Marlon Brando, James Dean, James Coburn and Dennis Hopper. Natalie Wood. In fact, Natalie lived in the very home that Cass Elliot would later turn into a Laurel Canyon party house Sal Mineo, lived at the mouth of the canyon Nick Adams, lived just a mile or so away (as the crow flies) in neighboring Coldwater Canyon.
With the exception of Hopper, all of their lives were tragically cut short, proving once again that Laurel Canyon can be a very dangerous place to live.
* James Dean, who ostensibly died in a near head-on collision on September 30, 1955, at the tender age of twenty-four
* Nick Adams died on February 6, 1968, at the age of thirty-six, in his home at 2126 El Roble Lane in Coldwater Canyon. His official cause of death was listed as suicide, of course, but as actor Forrest Tucker has noted, “All of Hollywood knows Nick Adams was knocked off.”
* Sal Mineo, whose murder on February 12, 1976 we have already covered.
* Natalie Wood, who died on November 29, 1981 in a drowning incident that has never been adequately explained (source)
Which brings us back to the most prominent member of the Laurel Canyon Club:
* Lookout Mountain Laboratory was originally envisioned as an air defense center. Built in 1941 and nestled in two-and-a-half secluded acres off what is now Wonderland Park Avenue, the installation was hidden from view and surrounded by an electrified fence. By 1947, the facility featured a fully operational movie studio. In fact, it is claimed that it was perhaps the world’s only completely self-contained movie studio. With 100,000 square feet of floor space, the covert studio included sound stages, screening rooms, film processing labs, editing facilities, an animation department, and seventeen climate-controlled film vaults. It also had underground parking, a helicopter pad and a bomb shelter.

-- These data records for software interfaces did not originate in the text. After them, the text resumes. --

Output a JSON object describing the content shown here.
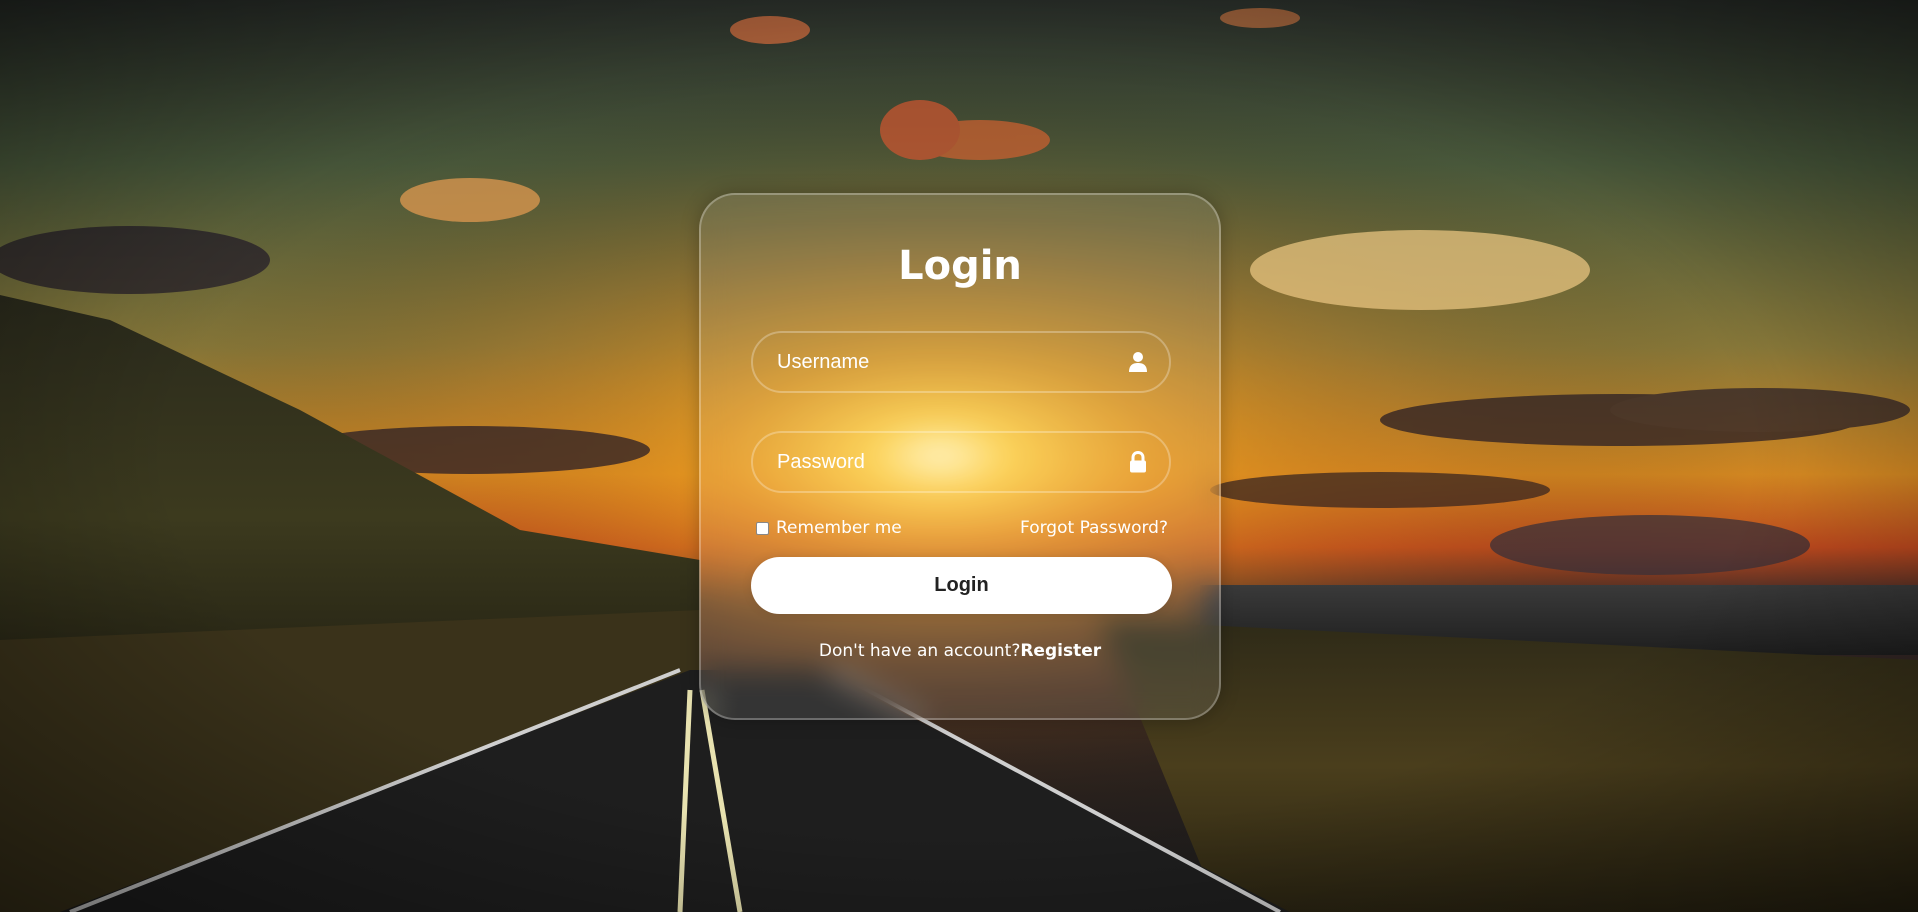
{
  "login_form": {
    "title": "Login",
    "username": {
      "placeholder": "Username",
      "value": "",
      "icon": "user-icon"
    },
    "password": {
      "placeholder": "Password",
      "value": "",
      "icon": "lock-icon"
    },
    "remember_me_label": "Remember me",
    "remember_me_checked": false,
    "forgot_password_label": "Forgot Password?",
    "submit_label": "Login",
    "register_prompt": "Don't have an account?",
    "register_link_label": "Register"
  },
  "background": {
    "description_icon": "sunset-road-background"
  },
  "colors": {
    "text": "#ffffff",
    "button_bg": "#ffffff",
    "button_text": "#222222",
    "card_border": "rgba(255,255,255,0.28)"
  }
}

* the studio produced some 19,000 classified motion pictures
* the facility was run by the U.S. Air Force
* process AEC footage of atomic and nuclear bomb tests.

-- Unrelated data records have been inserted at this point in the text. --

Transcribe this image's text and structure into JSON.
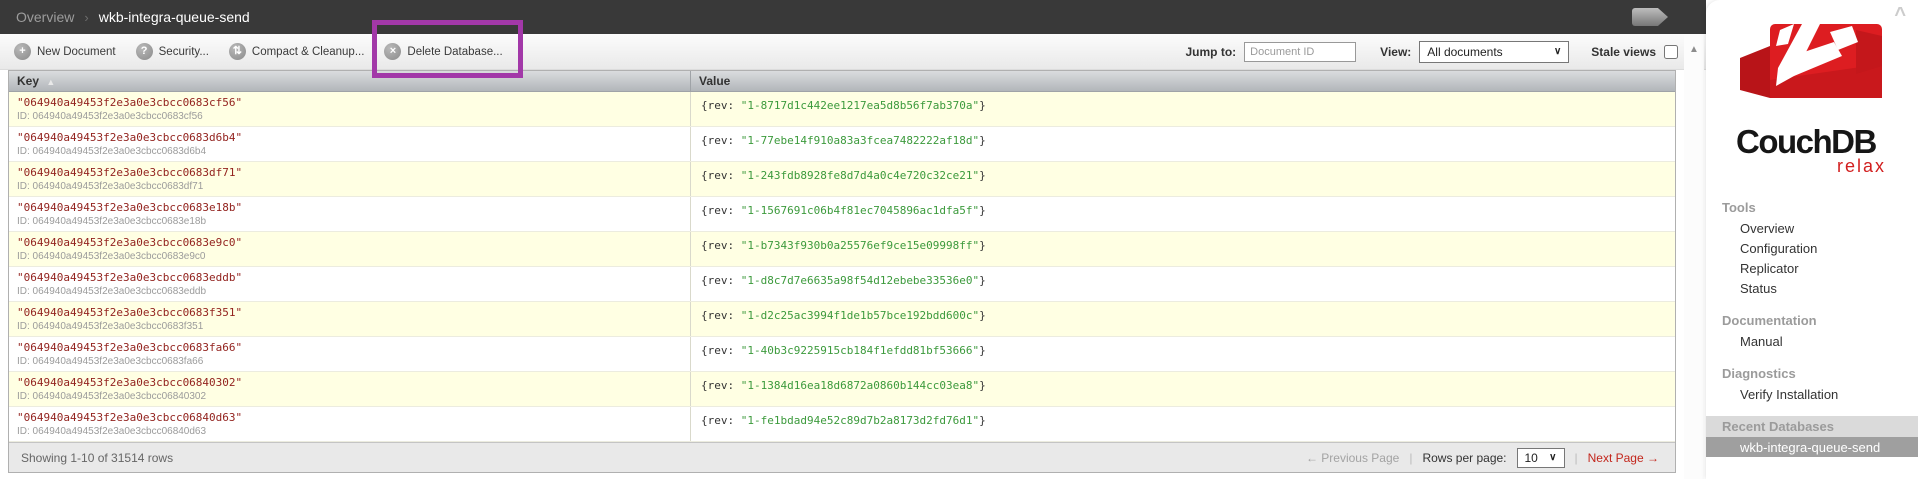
{
  "header": {
    "breadcrumb": {
      "root": "Overview",
      "separator": "›",
      "current": "wkb-integra-queue-send"
    }
  },
  "toolbar": {
    "buttons": [
      {
        "label": "New Document",
        "glyph": "+"
      },
      {
        "label": "Security...",
        "glyph": "?"
      },
      {
        "label": "Compact & Cleanup...",
        "glyph": "⇅"
      },
      {
        "label": "Delete Database...",
        "glyph": "×"
      }
    ],
    "jump": {
      "label": "Jump to:",
      "placeholder": "Document ID",
      "value": ""
    },
    "view": {
      "label": "View:",
      "selected": "All documents",
      "chevron": "∨"
    },
    "stale": {
      "label": "Stale views",
      "checked": false
    }
  },
  "table": {
    "columns": {
      "key": "Key",
      "value": "Value"
    },
    "sort_icon": "▲",
    "value_open": "{rev: ",
    "value_close": "}",
    "rows": [
      {
        "key": "\"064940a49453f2e3a0e3cbcc0683cf56\"",
        "id": "ID: 064940a49453f2e3a0e3cbcc0683cf56",
        "rev": "\"1-8717d1c442ee1217ea5d8b56f7ab370a\""
      },
      {
        "key": "\"064940a49453f2e3a0e3cbcc0683d6b4\"",
        "id": "ID: 064940a49453f2e3a0e3cbcc0683d6b4",
        "rev": "\"1-77ebe14f910a83a3fcea7482222af18d\""
      },
      {
        "key": "\"064940a49453f2e3a0e3cbcc0683df71\"",
        "id": "ID: 064940a49453f2e3a0e3cbcc0683df71",
        "rev": "\"1-243fdb8928fe8d7d4a0c4e720c32ce21\""
      },
      {
        "key": "\"064940a49453f2e3a0e3cbcc0683e18b\"",
        "id": "ID: 064940a49453f2e3a0e3cbcc0683e18b",
        "rev": "\"1-1567691c06b4f81ec7045896ac1dfa5f\""
      },
      {
        "key": "\"064940a49453f2e3a0e3cbcc0683e9c0\"",
        "id": "ID: 064940a49453f2e3a0e3cbcc0683e9c0",
        "rev": "\"1-b7343f930b0a25576ef9ce15e09998ff\""
      },
      {
        "key": "\"064940a49453f2e3a0e3cbcc0683eddb\"",
        "id": "ID: 064940a49453f2e3a0e3cbcc0683eddb",
        "rev": "\"1-d8c7d7e6635a98f54d12ebebe33536e0\""
      },
      {
        "key": "\"064940a49453f2e3a0e3cbcc0683f351\"",
        "id": "ID: 064940a49453f2e3a0e3cbcc0683f351",
        "rev": "\"1-d2c25ac3994f1de1b57bce192bdd600c\""
      },
      {
        "key": "\"064940a49453f2e3a0e3cbcc0683fa66\"",
        "id": "ID: 064940a49453f2e3a0e3cbcc0683fa66",
        "rev": "\"1-40b3c9225915cb184f1efdd81bf53666\""
      },
      {
        "key": "\"064940a49453f2e3a0e3cbcc06840302\"",
        "id": "ID: 064940a49453f2e3a0e3cbcc06840302",
        "rev": "\"1-1384d16ea18d6872a0860b144cc03ea8\""
      },
      {
        "key": "\"064940a49453f2e3a0e3cbcc06840d63\"",
        "id": "ID: 064940a49453f2e3a0e3cbcc06840d63",
        "rev": "\"1-fe1bdad94e52c89d7b2a8173d2fd76d1\""
      }
    ]
  },
  "footer": {
    "status": "Showing 1-10 of 31514 rows",
    "prev": "← Previous Page",
    "separator": "|",
    "rows_per_page_label": "Rows per page:",
    "rows_per_page_value": "10",
    "chevron": "∨",
    "next": "Next Page →"
  },
  "scrollbar": {
    "up_glyph": "▲"
  },
  "sidebar": {
    "collapse_glyph": "^",
    "logo": {
      "title": "CouchDB",
      "tagline": "relax"
    },
    "sections": [
      {
        "heading": "Tools",
        "items": [
          "Overview",
          "Configuration",
          "Replicator",
          "Status"
        ]
      },
      {
        "heading": "Documentation",
        "items": [
          "Manual"
        ]
      },
      {
        "heading": "Diagnostics",
        "items": [
          "Verify Installation"
        ]
      },
      {
        "heading": "Recent Databases",
        "items": [
          "wkb-integra-queue-send"
        ]
      }
    ],
    "selected_database": "wkb-integra-queue-send"
  },
  "annotation": {
    "highlight_color": "#a238a8",
    "highlighted_button": "Delete Database..."
  }
}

* indications that Lookout Mountain Laboratory had an advanced research and development department that was on the cutting edge of new film technologies
* 3-D effects were apparently first developed at the Laurel Canyon site
* Hollywood luminaries like John Ford, Jimmy Stewart, Howard Hawks, Ronald Reagan, Bing Crosby, Walt Disney and Marilyn Monroe were given clearance to work at the facility on undisclosed projects.
* The facility retained as many as 250 producers, directors, technicians, editors, animators, etc., both civilian and military, all with top security clearances – and all reporting to work in a secluded corner of Laurel Canyon.
* the secret bunker had been up and running for more than twenty years before Laurel Canyon’s rebellious teen years, and it remained operational for the most turbulent of those years
* The existence of the facility remained unknown to the general public until the early 1990s (Ibid)
Svali, an Illuminati Defector, stated that the Cult had a location in California which made all of the training films for "Trauma-based mind control". No other place has been identified besides this one. These training films were undoubtedly also a part of the MK-Ultra program and would prove to be an extremely important key in exposing the Illuminati fraud and global conspiracy. I would love to get my hands on one for publication and exposure purposes.
Were James Dean, Natalie Wood, Nick Adams and others some of the first victims of the MK-Ultra experiments? One of the characteristics of Trauma-based mind control is that it breaks down in the mid 20s to 30s. If a candidate cannot be reprogrammed, they are usually dispatched in snuff films, or simply murdered in a staged suicide or accident.
A tragic end for an equally tragic life. (Much Thanks to David McGowen for his research on Laurel Canyon)